For as long as I can remember, I’ve experienced a sense of peace while kneeling in the company of my extended and extensive family. Each time, I cannot help feeling protected somehow regardless of what life has in store for the next three hundred and sixty-four days. This was especially important to me the year my dad passed away and for many years thereafter. Perhaps this is the reason I was careful to help my own sons to feel safe. Perhaps this is the reason I hold my grandchildren so close. Perhaps this is the reason I’m compelled to remind all who will listen that God is always nearby, around us and within us to keep us safe along the way.

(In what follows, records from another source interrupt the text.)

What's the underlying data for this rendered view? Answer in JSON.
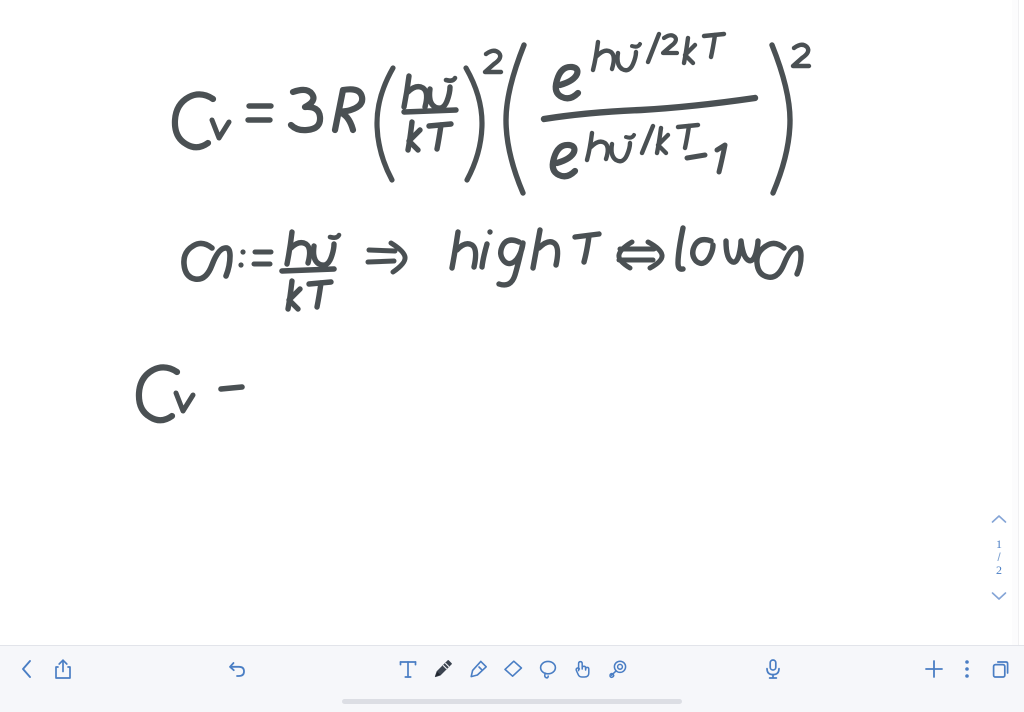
{
  "app": {
    "name": "handwriting-notes-app",
    "ink_color": "#4a5053",
    "accent_color": "#4a7ec4",
    "canvas_color": "#ffffff",
    "toolbar_color": "#f6f7fa",
    "status_dot_color": "#f0b429"
  },
  "notes": {
    "line1": {
      "label": "Cv = 3R (hν/kT)^2 ( e^(hν/2kT) / ( e^(hν/kT) - 1 ) )^2",
      "lhs": "C_V",
      "equals": "=",
      "prefactor": "3R",
      "bracket1_numerator": "hν",
      "bracket1_denominator": "kT",
      "bracket1_exponent": "2",
      "bracket2_numerator": "e^(hν/2kT)",
      "bracket2_denominator": "e^(hν/kT) − 1",
      "bracket2_exponent": "2"
    },
    "line2": {
      "label": "α := hν/kT ⟹ high T ⟺ low α",
      "symbol": "α",
      "defined_as": ":=",
      "numerator": "hν",
      "denominator": "kT",
      "implies": "⟹",
      "statement_left": "high T",
      "iff": "⟺",
      "statement_right": "low α"
    },
    "line3": {
      "label": "C_V −",
      "lhs": "C_V",
      "trailing": "−"
    }
  },
  "page_nav": {
    "up_icon": "chevron-up-icon",
    "current_page": "1",
    "separator": "/",
    "total_pages": "2",
    "down_icon": "chevron-down-icon"
  },
  "toolbar": {
    "back": {
      "label": "Back",
      "icon": "chevron-left-icon"
    },
    "share": {
      "label": "Share",
      "icon": "share-icon"
    },
    "undo": {
      "label": "Undo",
      "icon": "undo-icon"
    },
    "tools": [
      {
        "id": "text",
        "label": "Text",
        "icon": "text-tool-icon",
        "active": false
      },
      {
        "id": "pen",
        "label": "Pen",
        "icon": "pen-tool-icon",
        "active": true
      },
      {
        "id": "highlighter",
        "label": "Highlighter",
        "icon": "highlighter-tool-icon",
        "active": false
      },
      {
        "id": "eraser",
        "label": "Eraser",
        "icon": "eraser-tool-icon",
        "active": false
      },
      {
        "id": "lasso",
        "label": "Lasso Select",
        "icon": "lasso-tool-icon",
        "active": false
      },
      {
        "id": "hand",
        "label": "Hand / Pan",
        "icon": "hand-tool-icon",
        "active": false
      },
      {
        "id": "shape",
        "label": "Shape Assist",
        "icon": "shape-assist-icon",
        "active": false
      }
    ],
    "microphone": {
      "label": "Record Audio",
      "icon": "microphone-icon"
    },
    "add": {
      "label": "Add",
      "icon": "plus-icon"
    },
    "more": {
      "label": "More",
      "icon": "more-vertical-icon"
    },
    "pages": {
      "label": "Pages",
      "icon": "pages-icon"
    }
  },
  "window": {
    "grabber_icon": "window-grabber-icon",
    "home_indicator_icon": "home-indicator"
  }
}
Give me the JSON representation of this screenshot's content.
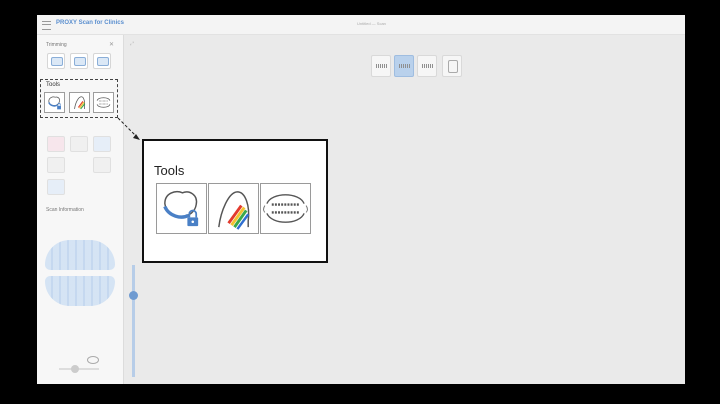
{
  "app": {
    "title": "PROXY Scan for Clinics",
    "file_name": "Untitled — Scan"
  },
  "sidebar": {
    "trimming_label": "Trimming",
    "tools_label": "Tools",
    "scan_info_label": "Scan Information",
    "tools": [
      {
        "name": "lock-region-tool",
        "icon": "tooth-lock-icon"
      },
      {
        "name": "color-texture-tool",
        "icon": "tooth-rainbow-icon"
      },
      {
        "name": "bite-alignment-tool",
        "icon": "bite-arch-icon"
      }
    ]
  },
  "callout": {
    "title": "Tools"
  },
  "colors": {
    "accent": "#5b8fcf",
    "lock": "#4a80c6"
  }
}
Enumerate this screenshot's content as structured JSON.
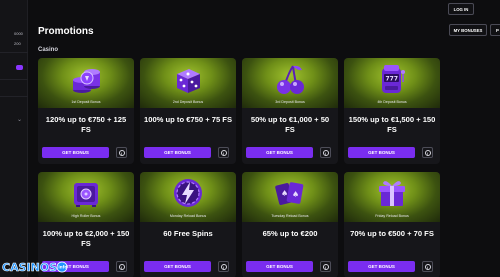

Dear God, even Jesus had reason to fear from very early on in his life. Still, Mary and Joseph remained steadfast in their loving care for him. Help us to treasure and nurture one another with equal devotion. Help us always to remember that you are at our sides in everything.

©2016 Mary Penich – All Rights Reserved

God’s Door Is Always Open

“For my house shall be called
a house of prayer for all people.”

From Isaiah 56:7

Finally, I feel prepared for Christmas. Everything here at home is ready and I can hardly wait to celebrate with my family. Everything at our parish church is ready, too. Since our parish was founded, my husband, our friend Terry and a crew of dedicated volunteers have decorated our worship space for Christmas. Before we had a church building, they transformed the school gym we rented into a beautiful and prayerful space. Since our church building was completed, they’ve done the same to inspire all who come with Christmas joy.

As always, we expect standing-room-only crowds. Like all churches, our numbers include “Christmas and Easter Birds” whose only appearances occur on these two holy days. This is fine with us. Like family, we know they are coming and we make every effort to seat them as comfortably as possible. All concerned work extremely hard to prepare our beautifully adorned church, amazing music and engaging liturgy. Everyone from our youngest parish children to our devoted seniors is involved. Our hope is that all who join us feel welcome. After all, our church is God’s house! And, after all, it’s Christmas! What better day is there to welcome everyone home?

Loving God, you open your house to all who come to your door. While some of us feel free to knock often, there are others who don’t. Please inspire all of your children to realize that they are welcome to your home any time and always.

©2016 Mary Penich – All Rights Reserved